Sunday, 8 April 2012

What has happened to NARCAP?

Hello and a Happy Easter to you all.

In drafting my cluster of initial posts, I wanted to review the content of the NARCAP web site. NARCAP stands (or at least stood) for the National Aviation Reporting Center [sic] on Anomalous Phenomena.

Set up by Dr. Richard Haines, a retired NASA research scientist, its aim was to allow 'pilots, air traffic controllers, radar operators and other aviation professionals to report, in confidence, an observation or incident involving unidentified aerial phenomena or UAP'.  Each report would be rigorously investigated and recorded adding to the body of data about phenomena in the sky that could subsequently be explained and prepared for by aviation professionals. NARCAP's key concern was with finding ways to improve aviation safety, especially in the context of a number of alleged hair-raising 'near-misses' between unidentified aerial phenomena and civilian or military aircraft.

Dr. Haines' background and credentials gave him unprecedented access to and cooperation with official and commercial stakeholders in the aviation community. This access allowed for a large body of solid, reliable data to gathered on UAP incidents. As an intriguing by-product, data was gathered on thousands of cases (over 3000 I read somewhere recently) for which there is - as yet - no conventional explanation, the most famous of which remains the O' Hare International Airport incident

Rather oddly,  the NARCAP site currently appears to be off-line with no apparent explanation. After having carried out an internet trawl, I've yet to see information about the apparent closure of this site.  The cached snapshot is supposedly as it appeared on 3 April 2012. I hope this is just down to a technical issue and not anything more ominous or final.

In the meantime, here is a clip of one of Dr. Haines' video interviews about a specific case.


  1. Like you, I noticed that seems to have disappeared literally overnight. I've attempted to contact Ted Roe, but as of yet, I've not succeeded.

    1. Thank you for your comment Roger - and congratulations! You are the first person to post a comment to my humble Blog.

      I'd be interested to hear if your enquiry with Ted bears any fruit.

      I still see nothing public about the apparent website closure. If anyone out there knows something, please clue me in so that I can spread the word.


    2. I assume you know by now, Jonathan, but just in case, the site,, is back up. Ted never returned my calls, so the mystery of what occurred to the site, remains a unknown.

      First person? Wow!

      Honestly, a Google search revealed your blog as the only site to mention the odd disappearance of NARCAP (other than my own). I'm somewhat surprised that the search results didn't include inquiries on other sites. One would expect more than two people to notice the missing site.

  2. I hadn't picked this up so thank you Roger - have just flagged this in a brief new post. I agree it seems a bit odd that an internet trawl didn't reveal anyone else noticing the site was down.

  3. Anytime, Jonathan.

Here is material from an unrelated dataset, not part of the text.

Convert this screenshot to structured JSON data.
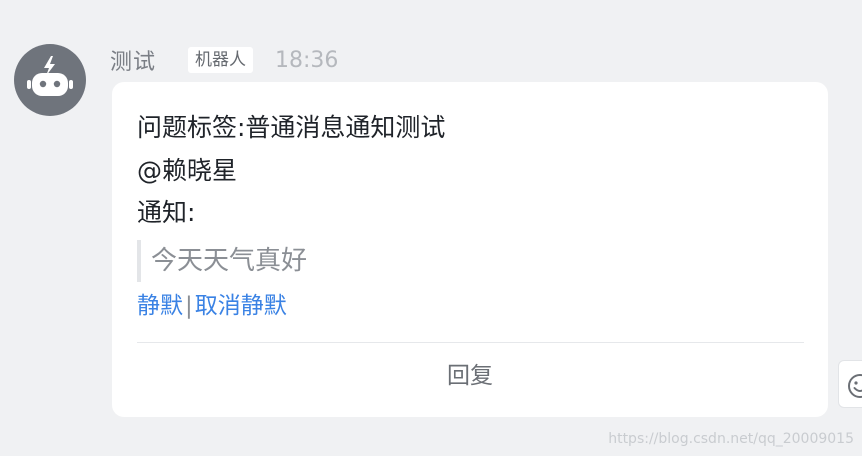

Thanks for the mention in your other other post. I've placed a link to this specific blog post in my website's forum. Thus, I can find your blog anytime. Once the website team has more time, we'll add some sort of page for links to other websites, and we'll be adding your blog to that page.

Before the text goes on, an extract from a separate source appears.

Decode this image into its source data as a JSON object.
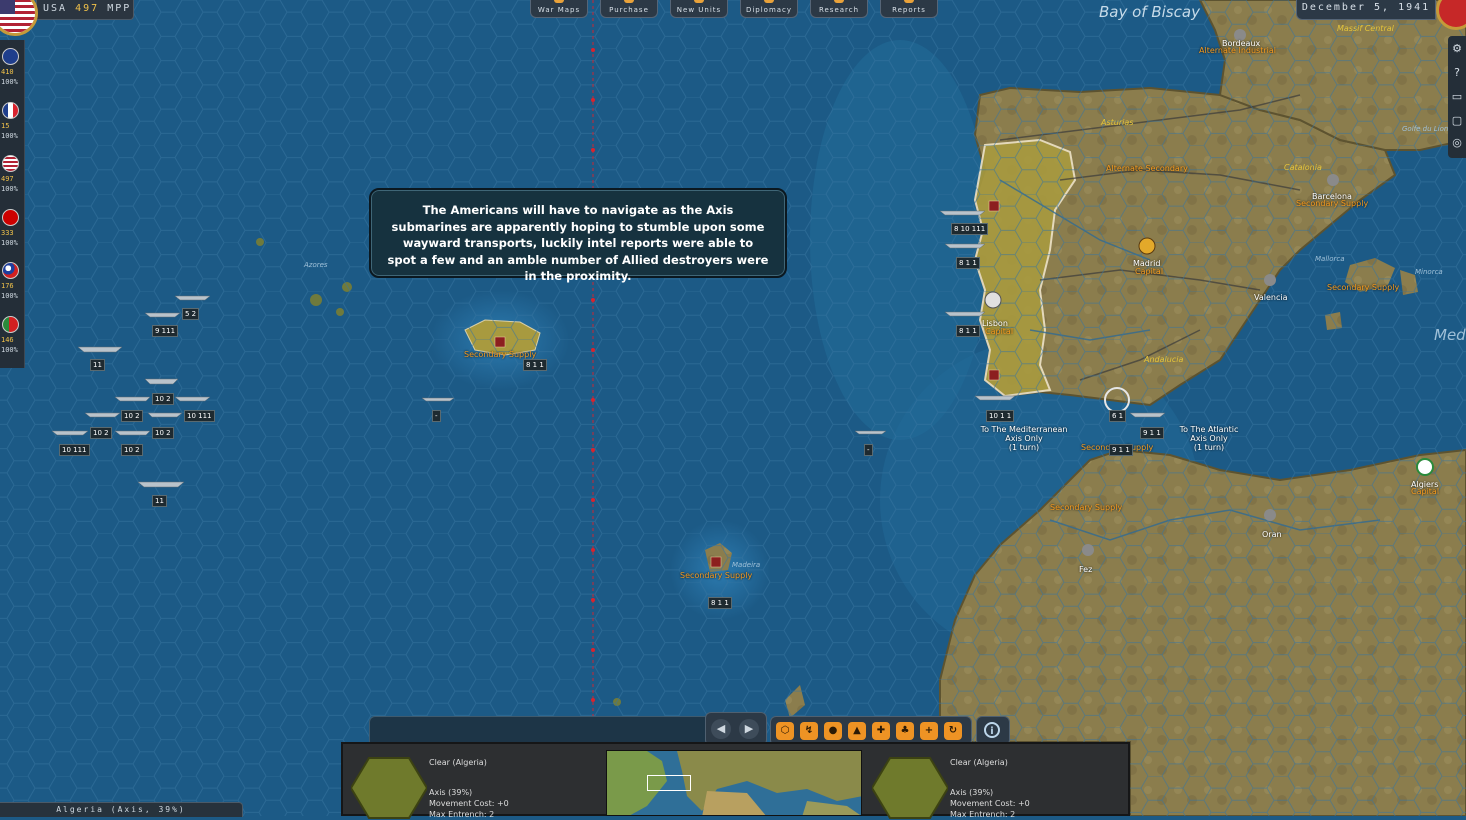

    I'll be dropping in from time to time, so see you then. By the way, I enjoyed the well written content in your blog.

  4. Hi Roger. Thanks for popping the link into your website. You'll have seen my latest post where NARCAP suggests the closure was supposedly to do with "...changes in the hosting". By way of return, I'll add your site to those on the right hand index list of my Blog.

    Many thanks again for your kind comments.

  5. is the site down again?